Former college basketball coach Abe Lemons was once asked why he keeps his coaching strategies simple. “You could tell five guys to go over to the post office at 2 o’clock,” Lemons said, “and one of ‘em wouldn’t be there, so why have so many tricky plays?” Hackley would not only show up, he’d also make sure he had the fifth guy with him. When the quarter-mile swim portion of a triathlon in Malibu was canceled because the ocean temperature was 51 degrees, he did the swim on his own without a wet suit. “I was blue when I got out of the water,” he recalls, “but I had to do it so I’d get credit for a full triathlon.” He did another solo swim at a Bakersfield race in which the swim was canceled because the pool filter wasn’t working. The water was warm enough, but he had to scale an 8-foot wall to get to it. When he found himself ill-equipped for a triathlon in Joplin, Mo., because his bike hadn’t been loaded onto a connecting flight, he managed to borrow a bike--and then won the race.
Hurrying to the staging area for the start of a July race in Oxnard, Hackley took a nasty spill on his bike. He was clenching his wet suit between his teeth when suddenly the dangling end got caught in the front spokes. The bike stopped abruptly, launching Hackley over the handlebars--not his normal dismount. Bruised and bloodied, he gamely struggled through the contest only to learn later that his right thumb was broken and the proximate ligaments were severely damaged. He took one weekend off and then, ignoring common sense and his doctor’s advice, spent the next six weeks racing with a cast on his hand, an impediment that inspired him to invent some novel swimming strokes.
In his first race after the accident, Hackley used only one arm, keeping the cast above the water, but the irregular motion caused his good arm to balloon at the elbow. In subsequent races, he enclosed the cast in a waterproof cover and used the arm as best he could. Such are the compulsions of the titan of triathlon overkill.
Why not just take a month or two off, boost the record to, say, a mere 100 triathlons instead of 123? “If I was going to break the record,” Hackley explains, “I wanted to make sure it would be really tough for the next guy.”
There will be a next guy, of course.
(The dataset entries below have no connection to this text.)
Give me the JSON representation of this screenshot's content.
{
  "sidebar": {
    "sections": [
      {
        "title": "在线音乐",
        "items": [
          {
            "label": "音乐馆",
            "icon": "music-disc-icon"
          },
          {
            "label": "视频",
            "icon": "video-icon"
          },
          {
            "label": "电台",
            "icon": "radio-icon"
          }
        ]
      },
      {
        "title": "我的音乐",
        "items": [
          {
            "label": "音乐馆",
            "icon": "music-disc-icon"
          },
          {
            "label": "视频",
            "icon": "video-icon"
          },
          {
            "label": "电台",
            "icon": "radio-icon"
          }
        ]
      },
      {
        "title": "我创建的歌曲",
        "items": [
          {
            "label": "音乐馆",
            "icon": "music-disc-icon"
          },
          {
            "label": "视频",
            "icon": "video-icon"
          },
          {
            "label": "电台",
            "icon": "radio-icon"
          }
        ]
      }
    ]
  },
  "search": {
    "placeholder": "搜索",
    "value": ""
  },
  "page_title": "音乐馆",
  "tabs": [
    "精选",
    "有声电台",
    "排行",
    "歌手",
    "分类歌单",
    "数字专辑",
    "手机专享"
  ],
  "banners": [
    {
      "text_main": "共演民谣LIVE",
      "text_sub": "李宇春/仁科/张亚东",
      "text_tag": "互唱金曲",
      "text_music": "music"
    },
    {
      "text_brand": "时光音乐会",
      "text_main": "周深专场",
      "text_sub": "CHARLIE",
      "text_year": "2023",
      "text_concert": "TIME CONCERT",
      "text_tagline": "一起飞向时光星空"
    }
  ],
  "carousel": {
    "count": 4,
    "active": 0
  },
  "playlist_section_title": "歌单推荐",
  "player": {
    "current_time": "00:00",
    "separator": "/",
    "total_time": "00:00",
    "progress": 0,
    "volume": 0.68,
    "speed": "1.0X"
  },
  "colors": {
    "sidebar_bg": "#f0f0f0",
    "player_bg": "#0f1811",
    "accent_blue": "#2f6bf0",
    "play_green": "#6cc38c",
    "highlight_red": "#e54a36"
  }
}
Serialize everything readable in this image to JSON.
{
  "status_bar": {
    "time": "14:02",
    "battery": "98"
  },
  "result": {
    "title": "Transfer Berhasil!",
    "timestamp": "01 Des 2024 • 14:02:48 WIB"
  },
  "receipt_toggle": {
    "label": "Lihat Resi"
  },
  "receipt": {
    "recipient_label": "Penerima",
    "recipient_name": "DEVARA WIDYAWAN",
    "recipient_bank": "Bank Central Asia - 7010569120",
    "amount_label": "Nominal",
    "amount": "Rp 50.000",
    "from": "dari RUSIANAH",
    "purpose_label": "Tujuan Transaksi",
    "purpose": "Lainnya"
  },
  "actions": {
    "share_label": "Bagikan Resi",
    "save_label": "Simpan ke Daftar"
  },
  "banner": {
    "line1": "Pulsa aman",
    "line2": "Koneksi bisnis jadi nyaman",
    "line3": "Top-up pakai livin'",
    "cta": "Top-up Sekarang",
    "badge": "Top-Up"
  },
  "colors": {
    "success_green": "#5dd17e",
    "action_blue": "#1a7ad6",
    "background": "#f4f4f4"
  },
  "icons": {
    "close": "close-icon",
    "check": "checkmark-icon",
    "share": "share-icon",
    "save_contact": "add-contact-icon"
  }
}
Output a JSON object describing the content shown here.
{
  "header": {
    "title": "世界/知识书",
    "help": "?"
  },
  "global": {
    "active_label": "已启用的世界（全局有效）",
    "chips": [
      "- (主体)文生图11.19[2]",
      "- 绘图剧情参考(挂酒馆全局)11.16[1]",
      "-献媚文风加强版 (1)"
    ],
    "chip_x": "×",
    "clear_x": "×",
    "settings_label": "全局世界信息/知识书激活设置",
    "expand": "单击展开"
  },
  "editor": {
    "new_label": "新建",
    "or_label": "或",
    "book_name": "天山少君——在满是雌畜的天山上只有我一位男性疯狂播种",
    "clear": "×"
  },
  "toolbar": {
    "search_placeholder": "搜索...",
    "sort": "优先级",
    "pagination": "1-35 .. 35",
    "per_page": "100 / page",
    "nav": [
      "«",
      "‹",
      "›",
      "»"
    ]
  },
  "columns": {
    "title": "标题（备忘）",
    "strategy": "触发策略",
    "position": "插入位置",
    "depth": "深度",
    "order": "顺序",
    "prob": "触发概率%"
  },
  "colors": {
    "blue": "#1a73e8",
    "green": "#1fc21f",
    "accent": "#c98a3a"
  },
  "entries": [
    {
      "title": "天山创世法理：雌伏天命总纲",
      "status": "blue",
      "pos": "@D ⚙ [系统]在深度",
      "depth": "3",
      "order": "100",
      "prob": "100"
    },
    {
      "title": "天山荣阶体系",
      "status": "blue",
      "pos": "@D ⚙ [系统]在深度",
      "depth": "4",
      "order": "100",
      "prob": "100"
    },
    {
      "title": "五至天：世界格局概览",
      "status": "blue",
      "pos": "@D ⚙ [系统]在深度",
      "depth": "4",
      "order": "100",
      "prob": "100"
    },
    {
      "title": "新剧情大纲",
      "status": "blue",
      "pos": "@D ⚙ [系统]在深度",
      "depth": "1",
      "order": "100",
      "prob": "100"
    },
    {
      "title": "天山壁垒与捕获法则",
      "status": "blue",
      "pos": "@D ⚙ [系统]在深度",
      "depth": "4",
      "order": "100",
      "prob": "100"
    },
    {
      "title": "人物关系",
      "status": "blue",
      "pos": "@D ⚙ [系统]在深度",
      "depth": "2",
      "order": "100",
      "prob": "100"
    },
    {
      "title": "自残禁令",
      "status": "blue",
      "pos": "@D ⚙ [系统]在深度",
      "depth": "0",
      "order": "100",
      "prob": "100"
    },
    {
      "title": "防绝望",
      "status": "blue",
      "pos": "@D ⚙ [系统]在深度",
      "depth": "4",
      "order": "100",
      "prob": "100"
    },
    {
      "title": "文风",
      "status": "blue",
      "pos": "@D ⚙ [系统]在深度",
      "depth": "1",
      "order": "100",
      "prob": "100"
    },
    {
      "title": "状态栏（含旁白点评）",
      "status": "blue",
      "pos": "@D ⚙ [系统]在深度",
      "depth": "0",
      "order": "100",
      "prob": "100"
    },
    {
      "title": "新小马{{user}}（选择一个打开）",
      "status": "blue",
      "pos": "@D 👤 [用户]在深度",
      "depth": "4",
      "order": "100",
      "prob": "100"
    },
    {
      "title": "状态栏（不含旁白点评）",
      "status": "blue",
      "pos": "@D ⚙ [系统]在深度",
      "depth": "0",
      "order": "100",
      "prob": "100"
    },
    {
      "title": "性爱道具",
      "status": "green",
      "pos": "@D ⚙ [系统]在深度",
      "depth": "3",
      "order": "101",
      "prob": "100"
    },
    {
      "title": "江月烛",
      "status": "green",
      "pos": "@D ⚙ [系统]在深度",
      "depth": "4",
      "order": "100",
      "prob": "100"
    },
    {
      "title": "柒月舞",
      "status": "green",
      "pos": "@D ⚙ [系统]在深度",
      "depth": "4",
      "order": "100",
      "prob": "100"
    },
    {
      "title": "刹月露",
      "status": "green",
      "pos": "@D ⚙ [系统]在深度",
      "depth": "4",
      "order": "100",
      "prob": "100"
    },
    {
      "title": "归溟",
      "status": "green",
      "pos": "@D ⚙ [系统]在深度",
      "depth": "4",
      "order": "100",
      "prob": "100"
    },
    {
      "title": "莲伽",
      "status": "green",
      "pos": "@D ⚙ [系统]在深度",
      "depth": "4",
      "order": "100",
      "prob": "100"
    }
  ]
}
There is always a next guy. “I don’t think it will happen soon,” Hackley says, “but I’m sure there’s somebody out there who’s even crazier than I am.”
The Frenchman who eats bicycles, for one.